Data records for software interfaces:
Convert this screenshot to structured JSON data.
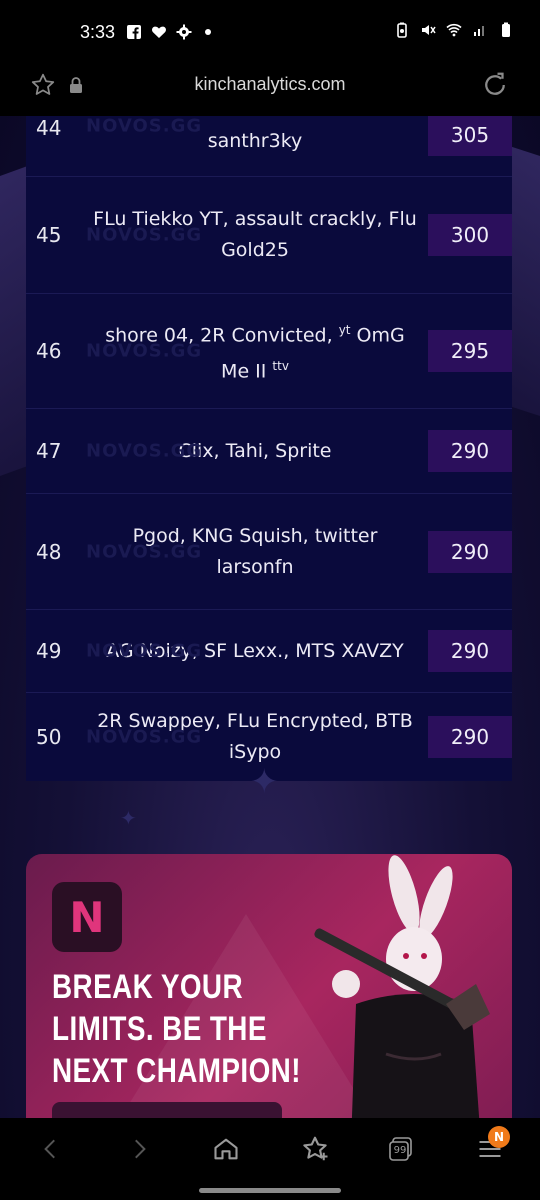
{
  "status_bar": {
    "time": "3:33"
  },
  "browser": {
    "url": "kinchanalytics.com"
  },
  "leaderboard": {
    "watermark": "NOVOS.GG",
    "rows": [
      {
        "rank": "44",
        "names": "santhr3ky",
        "points": "305"
      },
      {
        "rank": "45",
        "names": "FLu Tiekko YT, assault crackly, Flu Gold25",
        "points": "300"
      },
      {
        "rank": "46",
        "names_html_parts": [
          "shore 04, 2R Convicted, ",
          "yt",
          " OmG Me II ",
          "ttv"
        ],
        "points": "295"
      },
      {
        "rank": "47",
        "names": "Clix, Tahi, Sprite",
        "points": "290"
      },
      {
        "rank": "48",
        "names": "Pgod, KNG Squish, twitter larsonfn",
        "points": "290"
      },
      {
        "rank": "49",
        "names": "AG Noizy, SF Lexx., MTS XAVZY",
        "points": "290"
      },
      {
        "rank": "50",
        "names": "2R Swappey, FLu Encrypted, BTB iSypo",
        "points": "290"
      }
    ]
  },
  "ad": {
    "logo_letter": "N",
    "headline_lines": [
      "BREAK YOUR",
      "LIMITS. BE THE",
      "NEXT CHAMPION!"
    ]
  },
  "bottom_nav": {
    "badge": "N",
    "tabs_count": "99"
  },
  "colors": {
    "accent_points": "#2b0f5c",
    "ad_bg": "#a8265f",
    "badge": "#f07a1a"
  }
}
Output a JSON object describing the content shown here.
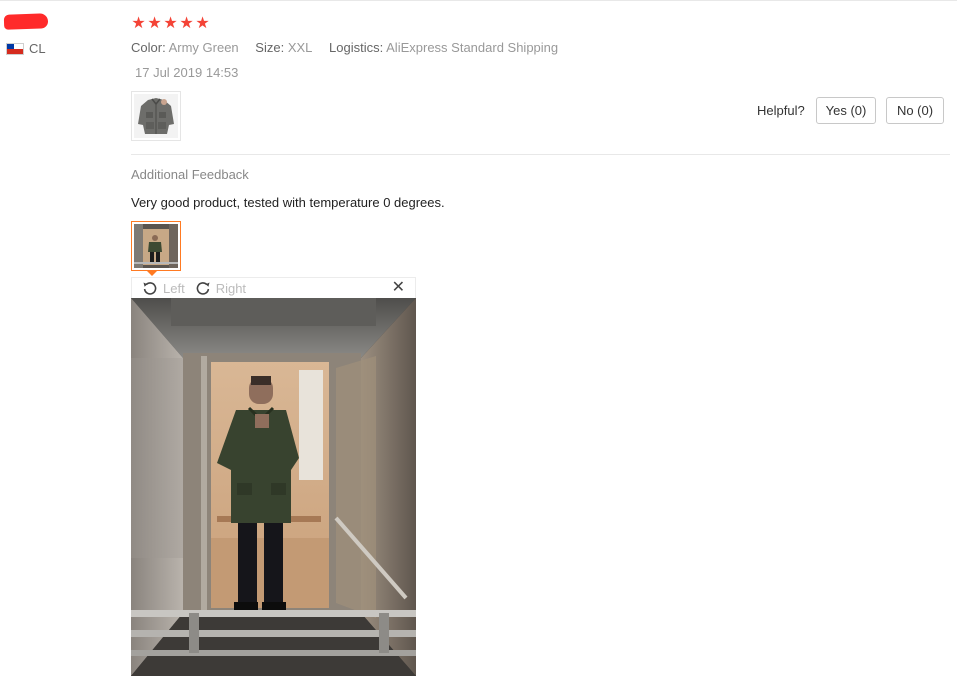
{
  "user": {
    "country_code": "CL",
    "flag_icon": "chile-flag-icon"
  },
  "review": {
    "rating": 5,
    "stars": [
      "★",
      "★",
      "★",
      "★",
      "★"
    ],
    "star_color": "#f44336",
    "color_label": "Color:",
    "color_value": "Army Green",
    "size_label": "Size:",
    "size_value": "XXL",
    "logistics_label": "Logistics:",
    "logistics_value": "AliExpress Standard Shipping",
    "date": "17 Jul 2019 14:53",
    "helpful_label": "Helpful?",
    "yes_label": "Yes (0)",
    "no_label": "No (0)"
  },
  "additional": {
    "title": "Additional Feedback",
    "text": "Very good product, tested with temperature 0 degrees."
  },
  "viewer": {
    "rotate_left_label": "Left",
    "rotate_right_label": "Right",
    "close_glyph": "✕",
    "accent_color": "#ff7a22"
  }
}
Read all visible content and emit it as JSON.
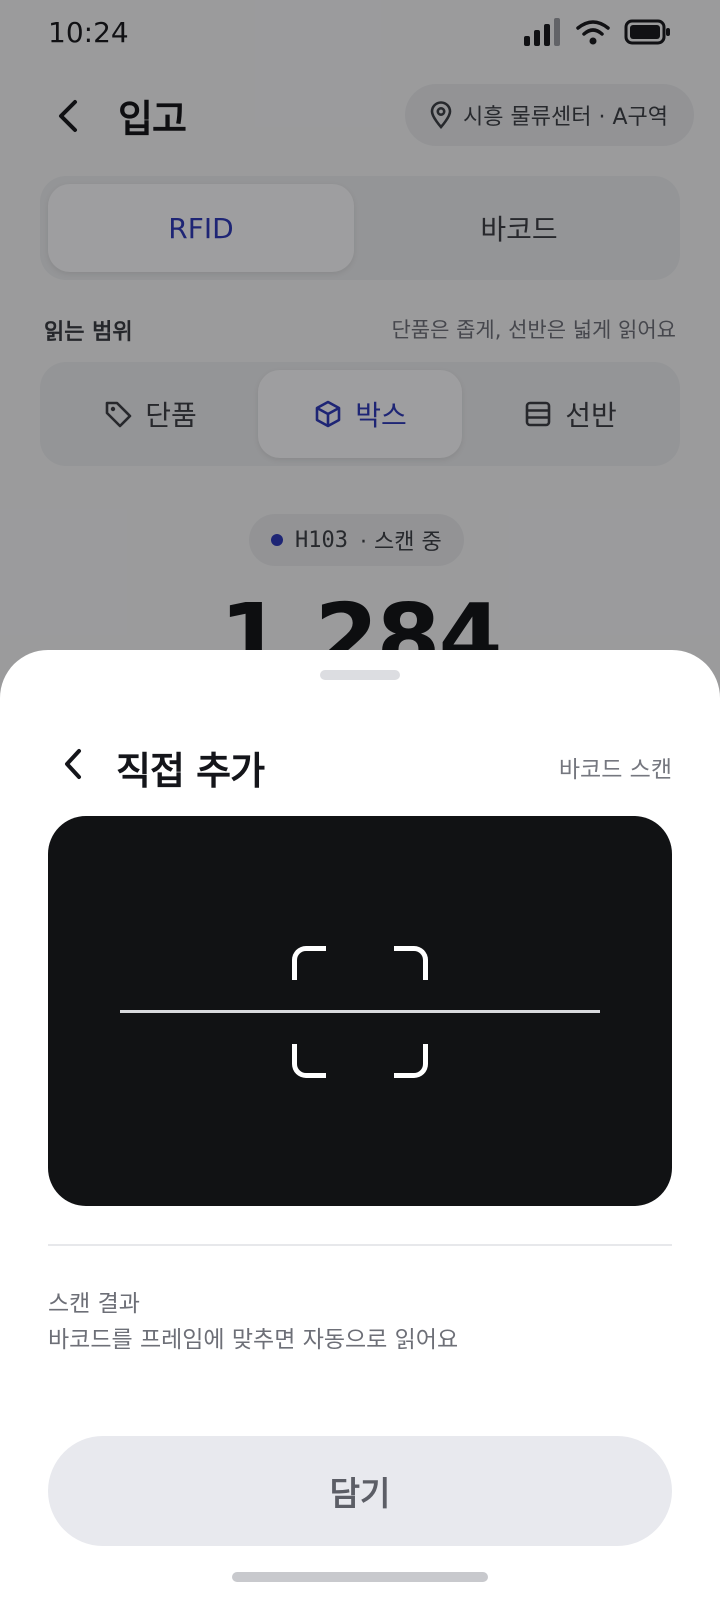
{
  "status_bar": {
    "time": "10:24"
  },
  "header": {
    "title": "입고",
    "location": "시흥 물류센터 · A구역"
  },
  "mode_tabs": [
    {
      "label": "RFID",
      "selected": true
    },
    {
      "label": "바코드",
      "selected": false
    }
  ],
  "range": {
    "label": "읽는 범위",
    "hint": "단품은 좁게, 선반은 넓게 읽어요",
    "options": [
      {
        "label": "단품",
        "icon": "tag-icon",
        "selected": false
      },
      {
        "label": "박스",
        "icon": "box-icon",
        "selected": true
      },
      {
        "label": "선반",
        "icon": "shelf-icon",
        "selected": false
      }
    ]
  },
  "scan_status": {
    "code": "H103",
    "text": "· 스캔 중"
  },
  "count": "1,284",
  "sheet": {
    "title": "직접 추가",
    "action": "바코드 스캔",
    "result_title": "스캔 결과",
    "result_hint": "바코드를 프레임에 맞추면 자동으로 읽어요",
    "button_label": "담기"
  },
  "colors": {
    "accent": "#2f3ab8",
    "camera_bg": "#111214",
    "button_disabled": "#e8e9ee"
  }
}
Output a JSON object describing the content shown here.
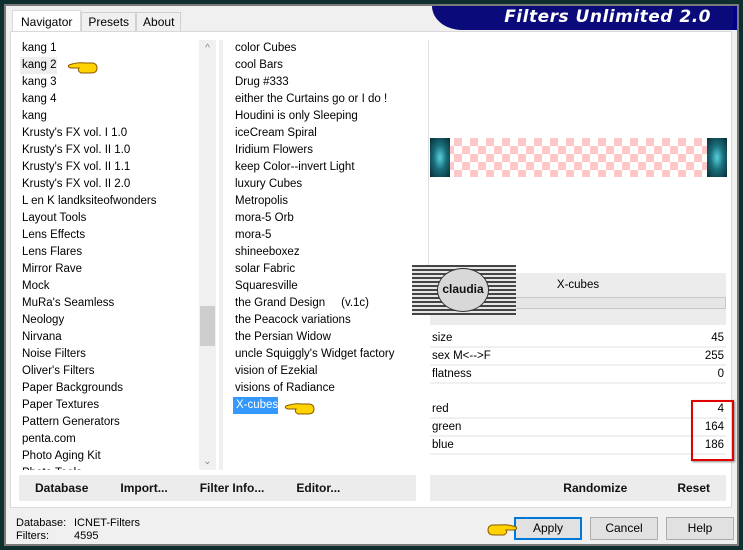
{
  "app": {
    "title": "Filters Unlimited 2.0"
  },
  "tabs": [
    {
      "label": "Navigator",
      "active": true
    },
    {
      "label": "Presets",
      "active": false
    },
    {
      "label": "About",
      "active": false
    }
  ],
  "categories": [
    "kang 1",
    "kang 2",
    "kang 3",
    "kang 4",
    "kang",
    "Krusty's FX vol. I 1.0",
    "Krusty's FX vol. II 1.0",
    "Krusty's FX vol. II 1.1",
    "Krusty's FX vol. II 2.0",
    "L en K landksiteofwonders",
    "Layout Tools",
    "Lens Effects",
    "Lens Flares",
    "Mirror Rave",
    "Mock",
    "MuRa's Seamless",
    "Neology",
    "Nirvana",
    "Noise Filters",
    "Oliver's Filters",
    "Paper Backgrounds",
    "Paper Textures",
    "Pattern Generators",
    "penta.com",
    "Photo Aging Kit",
    "Photo Tools"
  ],
  "hovered_category": "kang 2",
  "filters": [
    "color Cubes",
    "cool Bars",
    "Drug #333",
    "either the Curtains go or I do !",
    "Houdini is only Sleeping",
    "iceCream Spiral",
    "Iridium Flowers",
    "keep Color--invert Light",
    "luxury Cubes",
    "Metropolis",
    "mora-5 Orb",
    "mora-5",
    "shineeboxez",
    "solar Fabric",
    "Squaresville",
    "the Grand Design     (v.1c)",
    "the Peacock variations",
    "the Persian Widow",
    "uncle Squiggly's Widget factory",
    "vision of Ezekial",
    "visions of Radiance",
    "X-cubes"
  ],
  "selected_filter": "X-cubes",
  "preview": {
    "filter_name": "X-cubes",
    "watermark": "claudia"
  },
  "params": [
    {
      "label": "size",
      "value": "45"
    },
    {
      "label": "sex  M<-->F",
      "value": "255"
    },
    {
      "label": "flatness",
      "value": "0"
    }
  ],
  "params_color": [
    {
      "label": "red",
      "value": "4"
    },
    {
      "label": "green",
      "value": "164"
    },
    {
      "label": "blue",
      "value": "186"
    }
  ],
  "left_buttons": {
    "database": "Database",
    "import": "Import...",
    "filter_info": "Filter Info...",
    "editor": "Editor..."
  },
  "right_buttons": {
    "randomize": "Randomize",
    "reset": "Reset"
  },
  "status": {
    "database_label": "Database:",
    "database_value": "ICNET-Filters",
    "filters_label": "Filters:",
    "filters_value": "4595"
  },
  "dialog_buttons": {
    "apply": "Apply",
    "cancel": "Cancel",
    "help": "Help"
  },
  "colors": {
    "selection": "#3399ff",
    "highlight_box": "#e00000",
    "title_bg": "#0a0a7a",
    "default_button_border": "#0078d7"
  }
}
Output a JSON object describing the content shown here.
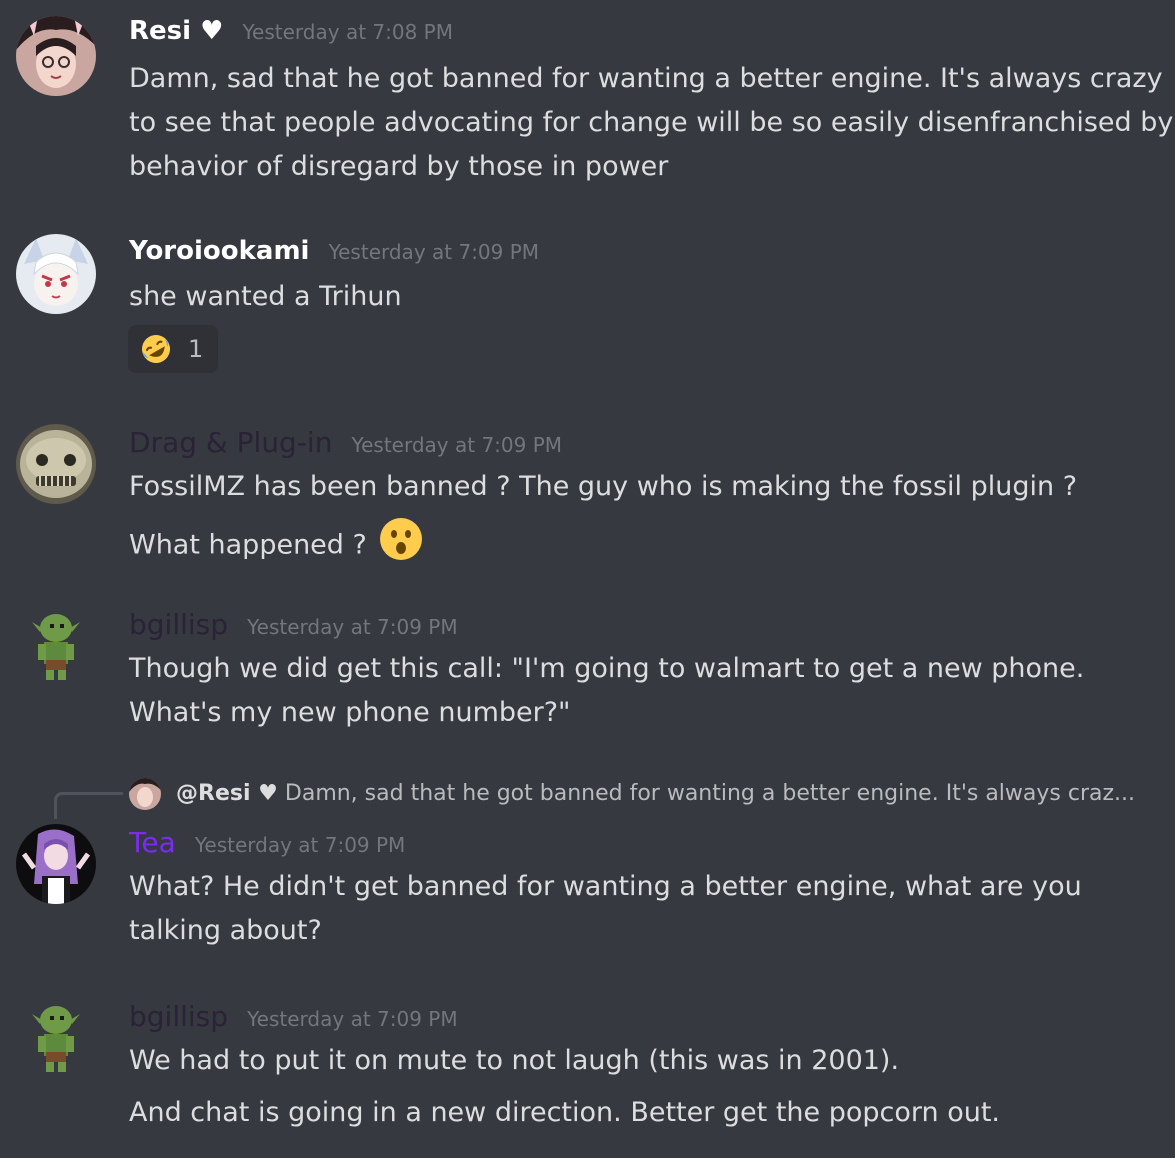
{
  "messages": [
    {
      "username": "Resi ♥",
      "username_color": "#ffffff",
      "timestamp": "Yesterday at 7:08 PM",
      "lines": [
        "Damn, sad that he got banned for wanting a better engine. It's always crazy",
        "to see that people advocating for change will be so easily disenfranchised by",
        "behavior of disregard by those in power"
      ]
    },
    {
      "username": "Yoroiookami",
      "username_color": "#ffffff",
      "timestamp": "Yesterday at 7:09 PM",
      "lines": [
        "she wanted a Trihun"
      ],
      "reaction": {
        "emoji": "rofl-emoji",
        "count": "1"
      }
    },
    {
      "username": "Drag & Plug-in",
      "username_color": "#2a2236",
      "timestamp": "Yesterday at 7:09 PM",
      "lines": [
        "FossilMZ has been banned ? The guy who is making the fossil plugin ?",
        "What happened ?"
      ],
      "inline_emoji": "open-mouth-emoji"
    },
    {
      "username": "bgillisp",
      "username_color": "#2a2236",
      "timestamp": "Yesterday at 7:09 PM",
      "lines": [
        "Though we did get this call: \"I'm going to walmart to get a new phone.",
        "What's my new phone number?\""
      ]
    },
    {
      "reply_to": {
        "username": "@Resi ♥",
        "preview": "Damn, sad that he got banned for wanting a better engine. It's always craz..."
      },
      "username": "Tea",
      "username_color": "#7b2cf0",
      "timestamp": "Yesterday at 7:09 PM",
      "lines": [
        "What? He didn't get banned for wanting a better engine, what are you",
        "talking about?"
      ]
    },
    {
      "username": "bgillisp",
      "username_color": "#2a2236",
      "timestamp": "Yesterday at 7:09 PM",
      "lines": [
        "We had to put it on mute to not laugh (this was in 2001).",
        "And chat is going in a new direction. Better get the popcorn out."
      ]
    }
  ]
}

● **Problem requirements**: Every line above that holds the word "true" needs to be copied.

● **Answer to the problem**:
      "selected": true
        "selected": true
      "active": true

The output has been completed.